UNITED NATIONS, United States - The United Nations Security Council is cracking down on ivory hunters and traffickers who finance armed groups in Africa in a new initiative which has been welcomed by conservationists.
Two resolutions adopted by the council last week -- one relating to the Central African Republic, the other to the Democratic Republic of Congo -- stated that the trade in illegal wildlife was fueling conflicts in the region and bankrolling organised crime.
Under the resolutions, the council can slap sanctions, such as freezing assets or restricting travel, on any individual found to be involved in wildlife trafficking.

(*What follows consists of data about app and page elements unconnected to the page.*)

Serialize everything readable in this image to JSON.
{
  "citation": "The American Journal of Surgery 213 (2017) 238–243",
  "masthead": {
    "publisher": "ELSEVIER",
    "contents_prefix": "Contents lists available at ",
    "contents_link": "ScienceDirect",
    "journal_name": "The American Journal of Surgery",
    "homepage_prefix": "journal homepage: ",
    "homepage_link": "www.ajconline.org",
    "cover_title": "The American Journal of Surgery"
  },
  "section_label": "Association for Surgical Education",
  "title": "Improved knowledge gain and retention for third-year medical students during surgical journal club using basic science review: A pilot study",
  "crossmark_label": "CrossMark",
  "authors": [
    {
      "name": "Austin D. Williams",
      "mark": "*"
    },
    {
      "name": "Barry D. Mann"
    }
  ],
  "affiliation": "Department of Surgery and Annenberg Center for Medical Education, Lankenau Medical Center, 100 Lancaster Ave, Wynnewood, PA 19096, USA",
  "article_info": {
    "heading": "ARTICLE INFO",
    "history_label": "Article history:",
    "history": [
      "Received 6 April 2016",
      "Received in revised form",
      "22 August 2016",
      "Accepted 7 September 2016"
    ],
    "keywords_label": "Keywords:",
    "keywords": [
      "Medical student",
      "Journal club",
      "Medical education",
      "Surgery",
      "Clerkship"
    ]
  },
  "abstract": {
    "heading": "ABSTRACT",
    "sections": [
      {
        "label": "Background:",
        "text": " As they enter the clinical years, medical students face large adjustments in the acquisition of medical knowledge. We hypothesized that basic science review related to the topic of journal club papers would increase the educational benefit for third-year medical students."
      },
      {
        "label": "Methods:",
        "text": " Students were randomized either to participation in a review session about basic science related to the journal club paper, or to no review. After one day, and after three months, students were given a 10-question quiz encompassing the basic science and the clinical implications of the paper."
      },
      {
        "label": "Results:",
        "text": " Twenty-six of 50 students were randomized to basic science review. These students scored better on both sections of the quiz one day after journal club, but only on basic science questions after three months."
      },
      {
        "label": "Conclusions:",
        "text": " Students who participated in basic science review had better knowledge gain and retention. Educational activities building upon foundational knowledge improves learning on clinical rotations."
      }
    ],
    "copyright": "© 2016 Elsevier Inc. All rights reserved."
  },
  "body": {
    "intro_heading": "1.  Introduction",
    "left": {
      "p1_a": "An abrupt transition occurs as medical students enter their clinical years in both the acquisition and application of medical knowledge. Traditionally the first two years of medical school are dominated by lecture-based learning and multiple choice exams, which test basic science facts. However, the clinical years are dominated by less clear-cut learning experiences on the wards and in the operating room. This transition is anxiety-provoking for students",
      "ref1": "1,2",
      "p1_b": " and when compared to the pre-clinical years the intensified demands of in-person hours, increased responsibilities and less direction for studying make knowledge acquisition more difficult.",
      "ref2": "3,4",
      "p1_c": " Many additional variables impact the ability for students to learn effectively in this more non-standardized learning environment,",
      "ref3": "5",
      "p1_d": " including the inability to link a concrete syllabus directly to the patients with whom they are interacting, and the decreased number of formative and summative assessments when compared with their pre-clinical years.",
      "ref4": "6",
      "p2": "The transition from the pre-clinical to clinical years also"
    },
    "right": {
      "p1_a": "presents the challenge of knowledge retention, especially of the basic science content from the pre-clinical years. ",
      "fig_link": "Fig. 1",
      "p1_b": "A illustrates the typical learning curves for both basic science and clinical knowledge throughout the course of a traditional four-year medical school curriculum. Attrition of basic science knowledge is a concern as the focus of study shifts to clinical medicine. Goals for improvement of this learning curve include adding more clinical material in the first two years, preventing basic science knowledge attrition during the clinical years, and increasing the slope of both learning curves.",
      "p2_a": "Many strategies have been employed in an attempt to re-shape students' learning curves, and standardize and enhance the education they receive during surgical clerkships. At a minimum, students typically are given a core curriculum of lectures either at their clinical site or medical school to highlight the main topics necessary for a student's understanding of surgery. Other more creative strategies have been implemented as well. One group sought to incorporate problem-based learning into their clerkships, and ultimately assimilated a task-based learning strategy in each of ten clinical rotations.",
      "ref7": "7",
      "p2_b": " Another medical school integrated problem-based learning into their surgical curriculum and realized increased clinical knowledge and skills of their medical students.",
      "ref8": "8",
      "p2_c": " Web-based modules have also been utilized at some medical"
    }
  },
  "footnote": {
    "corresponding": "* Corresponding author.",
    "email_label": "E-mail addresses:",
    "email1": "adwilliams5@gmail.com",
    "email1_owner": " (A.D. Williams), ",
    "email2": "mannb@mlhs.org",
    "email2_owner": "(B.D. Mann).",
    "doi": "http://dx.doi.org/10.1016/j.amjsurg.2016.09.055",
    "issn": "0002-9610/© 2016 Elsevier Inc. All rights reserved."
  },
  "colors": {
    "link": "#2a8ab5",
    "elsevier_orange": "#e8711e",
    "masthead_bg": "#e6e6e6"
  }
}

The resolutions were primarily designed to target a number of armed rebel groups operating in the eastern region of the Democratic Republic of Congo.
The UN also suspects the Lord's Resistance Army run by the ruthless warlord Joseph Kony uses the illegal ivory trade as a source of generating finances.
Other groups believed to benefit from the illegal wildlife trade include Somalia's Al-Shabaab Islamist militant group and Sudan's fearsome Janjaweed militia.
"This is the first time that a United nations Security Council sanctions regime has targeted wildlife poachers and traffickers," said Wendy Elliott, species programme manager at the World Wildlife Fund told AFP. "It should act as a deterrent."
"There is no silver bullet to end this traffic, this is not going to solve the problem instantly but a year ago wildlife trafficking was not seen as a criminal issue, just an environmental one," Elliott added.